The three chips, the PIC16F84, the PIC16F1619 and the ATMEGA328 showing pins for +5 volts, ground and the digital signal pin on each chip that we'll work with.

Because this is an introductory tutorial and we don't want to get bogged down in issues related to actual hardware, we'll use the built-in simulator in MPLAB X to make-believe that we're using the real chip.  This simulator allows you to examine things going on inside the chip in a way that can sometimes be hard to do in real hardware.  It also allows you to get up-and-running really quickly and at no cost.

The program will fill registers in the microcontroller.  When a register is filled with values it can do particular kinds of work. Different registers do different jobs.  You can think of a computer register like an everyday cash register.  You fill the bill slots with values and the display can display totals.

The cash register analogy.

The cash register analogy of the computer registers. Each bill slot in the drawer corresponds to one digit on the display. Each bill slot either has one bill or no bills.

You've going to start a project in MPLAB X [add link to tutorial on starting a project] and select the PIC16F84A.  Then, insert a newmain.c file in the sources part of your project.  You will fill it will the following code.

#include <xc.h>

/* the main function. */
int main(int argc, char** argv)
TRISA = 0b00000000; // Make RA0 an output.

PORTA = 0b00000001; // Make RA0 "logic high"

PORTA = 0b00000000; // Make RA0 "logic low"

return 0;

And it will look something like this in the MPLAB X editor.

Example 1 with the PIC16F84A

Example 1 with the PIC16F84A

Almost all of the action happens between the curly braces ("{" and "}") in the main function.

  1. The 8-bit TRISA register is fed an 8-bit binary number (0b00000000).  This makes all of the pins in Port A change function to be "outputs."
  2. Next, using the PORTA assignment, the value of this output is set to 1 ("logic high") for the RA0 (Register for Port A, Pin 0) pin.
  3. Finally, using another PORTA assignment, the RA0 is set to logic low.
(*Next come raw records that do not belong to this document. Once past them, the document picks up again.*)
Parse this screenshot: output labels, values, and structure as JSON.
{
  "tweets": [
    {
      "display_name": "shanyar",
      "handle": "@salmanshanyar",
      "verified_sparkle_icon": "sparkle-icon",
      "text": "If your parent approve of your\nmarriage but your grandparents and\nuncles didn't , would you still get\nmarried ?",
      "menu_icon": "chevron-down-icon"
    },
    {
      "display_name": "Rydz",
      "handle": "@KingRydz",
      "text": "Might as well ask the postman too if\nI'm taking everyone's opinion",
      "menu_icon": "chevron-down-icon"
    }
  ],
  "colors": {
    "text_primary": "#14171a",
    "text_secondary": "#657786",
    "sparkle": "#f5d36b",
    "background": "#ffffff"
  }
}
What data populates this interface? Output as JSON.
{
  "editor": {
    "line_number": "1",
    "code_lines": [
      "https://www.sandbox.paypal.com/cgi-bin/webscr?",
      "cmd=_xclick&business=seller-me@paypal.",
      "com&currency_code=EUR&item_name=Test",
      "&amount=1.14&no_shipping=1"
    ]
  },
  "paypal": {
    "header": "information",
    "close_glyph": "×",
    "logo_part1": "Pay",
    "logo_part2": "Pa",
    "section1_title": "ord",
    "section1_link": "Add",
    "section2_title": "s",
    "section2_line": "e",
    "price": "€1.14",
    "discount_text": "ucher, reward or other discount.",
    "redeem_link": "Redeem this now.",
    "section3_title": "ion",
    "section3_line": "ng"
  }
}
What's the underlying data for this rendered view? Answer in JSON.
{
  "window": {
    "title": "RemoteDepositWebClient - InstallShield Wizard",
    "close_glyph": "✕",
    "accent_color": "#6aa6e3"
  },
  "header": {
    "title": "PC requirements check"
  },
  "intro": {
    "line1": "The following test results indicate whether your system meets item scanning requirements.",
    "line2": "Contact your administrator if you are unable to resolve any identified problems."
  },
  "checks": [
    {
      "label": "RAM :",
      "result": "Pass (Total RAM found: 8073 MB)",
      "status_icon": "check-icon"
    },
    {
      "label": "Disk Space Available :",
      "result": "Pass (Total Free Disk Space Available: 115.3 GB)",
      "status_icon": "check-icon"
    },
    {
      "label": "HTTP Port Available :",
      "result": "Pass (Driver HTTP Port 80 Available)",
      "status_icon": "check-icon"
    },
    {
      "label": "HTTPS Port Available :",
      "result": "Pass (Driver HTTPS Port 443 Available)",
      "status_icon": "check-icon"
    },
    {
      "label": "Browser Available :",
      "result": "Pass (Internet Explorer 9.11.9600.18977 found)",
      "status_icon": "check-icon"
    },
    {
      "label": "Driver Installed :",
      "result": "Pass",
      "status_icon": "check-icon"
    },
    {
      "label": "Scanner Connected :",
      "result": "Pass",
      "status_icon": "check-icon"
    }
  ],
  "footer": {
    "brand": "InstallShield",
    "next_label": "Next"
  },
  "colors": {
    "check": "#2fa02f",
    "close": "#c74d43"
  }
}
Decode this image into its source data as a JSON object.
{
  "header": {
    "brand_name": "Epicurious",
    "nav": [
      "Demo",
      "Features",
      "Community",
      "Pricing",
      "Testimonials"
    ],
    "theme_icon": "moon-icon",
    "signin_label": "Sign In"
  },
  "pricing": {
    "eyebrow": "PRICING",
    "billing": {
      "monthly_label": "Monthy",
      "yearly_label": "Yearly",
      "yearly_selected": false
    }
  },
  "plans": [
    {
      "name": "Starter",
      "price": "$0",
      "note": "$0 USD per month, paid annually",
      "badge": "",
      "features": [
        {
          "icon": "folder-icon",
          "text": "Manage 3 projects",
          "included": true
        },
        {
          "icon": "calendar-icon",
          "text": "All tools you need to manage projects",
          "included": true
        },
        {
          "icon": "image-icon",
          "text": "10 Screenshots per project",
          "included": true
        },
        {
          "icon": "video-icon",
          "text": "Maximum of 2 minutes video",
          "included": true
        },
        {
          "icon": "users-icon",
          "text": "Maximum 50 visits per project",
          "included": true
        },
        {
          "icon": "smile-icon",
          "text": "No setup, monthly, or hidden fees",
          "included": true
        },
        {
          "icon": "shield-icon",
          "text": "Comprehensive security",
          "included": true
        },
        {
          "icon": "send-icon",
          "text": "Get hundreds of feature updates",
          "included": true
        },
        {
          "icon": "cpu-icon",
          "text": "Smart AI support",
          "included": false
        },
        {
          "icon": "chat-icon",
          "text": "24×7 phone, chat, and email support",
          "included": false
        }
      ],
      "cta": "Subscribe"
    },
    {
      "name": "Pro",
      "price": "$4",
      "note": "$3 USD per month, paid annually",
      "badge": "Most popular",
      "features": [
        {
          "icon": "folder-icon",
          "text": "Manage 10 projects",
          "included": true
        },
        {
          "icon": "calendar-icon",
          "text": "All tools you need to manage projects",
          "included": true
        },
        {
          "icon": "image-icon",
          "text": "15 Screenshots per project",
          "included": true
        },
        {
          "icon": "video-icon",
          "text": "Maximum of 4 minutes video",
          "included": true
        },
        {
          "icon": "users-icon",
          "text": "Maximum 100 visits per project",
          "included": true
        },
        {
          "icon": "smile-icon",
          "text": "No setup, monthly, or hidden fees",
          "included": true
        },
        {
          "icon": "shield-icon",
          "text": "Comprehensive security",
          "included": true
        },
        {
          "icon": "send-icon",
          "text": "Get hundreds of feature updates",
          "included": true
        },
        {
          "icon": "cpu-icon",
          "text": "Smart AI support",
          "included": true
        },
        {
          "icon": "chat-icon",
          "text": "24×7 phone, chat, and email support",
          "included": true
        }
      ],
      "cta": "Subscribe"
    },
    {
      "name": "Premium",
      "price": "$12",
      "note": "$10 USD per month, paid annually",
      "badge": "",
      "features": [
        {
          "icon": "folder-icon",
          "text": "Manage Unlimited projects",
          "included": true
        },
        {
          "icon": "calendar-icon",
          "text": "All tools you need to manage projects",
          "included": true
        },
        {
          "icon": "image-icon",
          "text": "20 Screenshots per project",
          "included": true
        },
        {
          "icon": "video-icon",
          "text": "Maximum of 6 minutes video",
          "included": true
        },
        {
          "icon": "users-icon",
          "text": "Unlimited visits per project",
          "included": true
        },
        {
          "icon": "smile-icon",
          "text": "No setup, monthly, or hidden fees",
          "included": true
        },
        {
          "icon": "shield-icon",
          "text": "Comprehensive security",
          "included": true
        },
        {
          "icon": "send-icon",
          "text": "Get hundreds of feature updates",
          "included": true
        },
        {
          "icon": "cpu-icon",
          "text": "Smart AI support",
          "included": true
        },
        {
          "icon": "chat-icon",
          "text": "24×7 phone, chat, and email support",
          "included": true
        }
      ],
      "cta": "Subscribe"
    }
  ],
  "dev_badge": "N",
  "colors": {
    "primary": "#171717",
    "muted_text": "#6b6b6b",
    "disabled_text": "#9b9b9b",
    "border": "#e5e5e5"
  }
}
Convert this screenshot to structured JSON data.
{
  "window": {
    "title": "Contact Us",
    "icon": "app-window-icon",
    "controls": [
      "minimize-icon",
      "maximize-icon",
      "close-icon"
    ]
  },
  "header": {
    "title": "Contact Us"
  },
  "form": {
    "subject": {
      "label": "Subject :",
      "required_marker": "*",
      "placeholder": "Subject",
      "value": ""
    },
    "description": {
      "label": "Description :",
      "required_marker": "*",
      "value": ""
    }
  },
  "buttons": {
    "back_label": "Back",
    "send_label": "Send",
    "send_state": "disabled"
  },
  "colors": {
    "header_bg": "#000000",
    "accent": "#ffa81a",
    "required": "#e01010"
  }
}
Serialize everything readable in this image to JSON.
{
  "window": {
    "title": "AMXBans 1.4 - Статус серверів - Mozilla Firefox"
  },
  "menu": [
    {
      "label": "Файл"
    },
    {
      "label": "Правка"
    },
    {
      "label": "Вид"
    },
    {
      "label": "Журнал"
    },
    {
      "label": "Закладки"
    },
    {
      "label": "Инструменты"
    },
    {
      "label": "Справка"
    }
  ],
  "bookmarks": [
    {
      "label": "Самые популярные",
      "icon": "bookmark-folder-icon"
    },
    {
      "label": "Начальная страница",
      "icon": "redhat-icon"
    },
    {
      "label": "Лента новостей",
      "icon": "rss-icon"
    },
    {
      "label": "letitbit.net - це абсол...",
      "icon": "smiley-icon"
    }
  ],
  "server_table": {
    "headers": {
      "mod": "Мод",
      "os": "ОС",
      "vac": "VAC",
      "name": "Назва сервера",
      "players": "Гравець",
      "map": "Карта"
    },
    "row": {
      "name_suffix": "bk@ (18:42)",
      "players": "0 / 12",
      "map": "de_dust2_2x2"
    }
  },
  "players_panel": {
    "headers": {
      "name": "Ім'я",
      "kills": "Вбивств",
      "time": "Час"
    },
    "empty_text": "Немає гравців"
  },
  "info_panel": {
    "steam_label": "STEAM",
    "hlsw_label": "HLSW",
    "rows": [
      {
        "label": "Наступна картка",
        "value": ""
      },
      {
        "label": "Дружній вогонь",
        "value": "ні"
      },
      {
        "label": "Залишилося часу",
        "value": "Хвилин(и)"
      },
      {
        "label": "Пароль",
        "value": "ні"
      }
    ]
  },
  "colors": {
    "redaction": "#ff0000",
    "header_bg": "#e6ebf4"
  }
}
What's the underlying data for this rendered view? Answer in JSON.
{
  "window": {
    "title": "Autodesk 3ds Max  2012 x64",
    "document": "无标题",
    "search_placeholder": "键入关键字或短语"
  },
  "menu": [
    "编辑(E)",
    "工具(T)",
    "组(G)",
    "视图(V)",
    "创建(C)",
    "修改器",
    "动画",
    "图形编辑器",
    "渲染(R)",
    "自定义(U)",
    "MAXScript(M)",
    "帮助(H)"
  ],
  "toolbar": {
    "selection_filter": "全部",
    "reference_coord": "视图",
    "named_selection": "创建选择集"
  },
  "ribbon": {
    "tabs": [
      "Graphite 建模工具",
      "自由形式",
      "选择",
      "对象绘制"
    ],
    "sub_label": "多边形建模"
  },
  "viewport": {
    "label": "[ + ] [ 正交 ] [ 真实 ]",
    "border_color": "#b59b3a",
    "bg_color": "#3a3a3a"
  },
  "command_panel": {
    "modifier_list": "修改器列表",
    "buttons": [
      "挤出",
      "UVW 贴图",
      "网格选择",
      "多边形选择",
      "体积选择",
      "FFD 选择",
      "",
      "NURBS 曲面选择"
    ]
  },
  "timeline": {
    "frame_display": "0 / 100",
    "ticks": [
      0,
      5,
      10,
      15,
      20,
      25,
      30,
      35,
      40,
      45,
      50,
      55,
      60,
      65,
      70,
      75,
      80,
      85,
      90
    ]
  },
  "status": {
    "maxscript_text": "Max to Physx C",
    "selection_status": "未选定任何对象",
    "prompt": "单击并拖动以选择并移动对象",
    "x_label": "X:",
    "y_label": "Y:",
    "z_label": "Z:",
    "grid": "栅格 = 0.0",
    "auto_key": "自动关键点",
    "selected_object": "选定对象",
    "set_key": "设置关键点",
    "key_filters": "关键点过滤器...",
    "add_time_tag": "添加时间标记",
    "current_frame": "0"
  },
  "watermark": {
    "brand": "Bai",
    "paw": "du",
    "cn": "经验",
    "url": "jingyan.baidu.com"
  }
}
Now, if you've never looked at a binary number before, it begins with "0b" on the left, and then there are eight digits after that.  Each digit can be either 0 or 1.  When we set the TRISA register value, each binary digit corresponds to a particular pin on the microcontroller, as shown below.

TRISA mapping to the PIC pins

TRISA mapping to the PIC pins

In a similar fashion, setting the PORTA register's value will change the output voltage values on the RA pins.


Set PORTA values

PORTA values set to first make RA0 5 volts, then set it to zero volts.

Now it's time to compile (hit the F11 key) and then simulate. Place a break point on the line number by TRISA.  Then Window -> Debugging -> IO view and you should see this appear at the bottom of your screen:

The IO view

The I/O view in debugging mode (via Window->Debugging->I/O View)

Another handy perspective is the "I/O Pins" view.  You get it through Window->Simulator->IOPin

I/O Pin view via the Simulator set of views.

I/O Pin view via the Simulator set of views (via Window->Simulator->IOPin)



Footnote 1: The "hello world" example made famous in the K&R C book is not conducive to a debugging-first approach to learning about microcontroller programming.  While it's simple on a desktop or laptop computer, it's unnecessarily complex on a microcontroller due to the fact that most micros don't have a display and the code necessary for driving a display is complex (the complexity of the K&R C example is hidden by the use of libraries).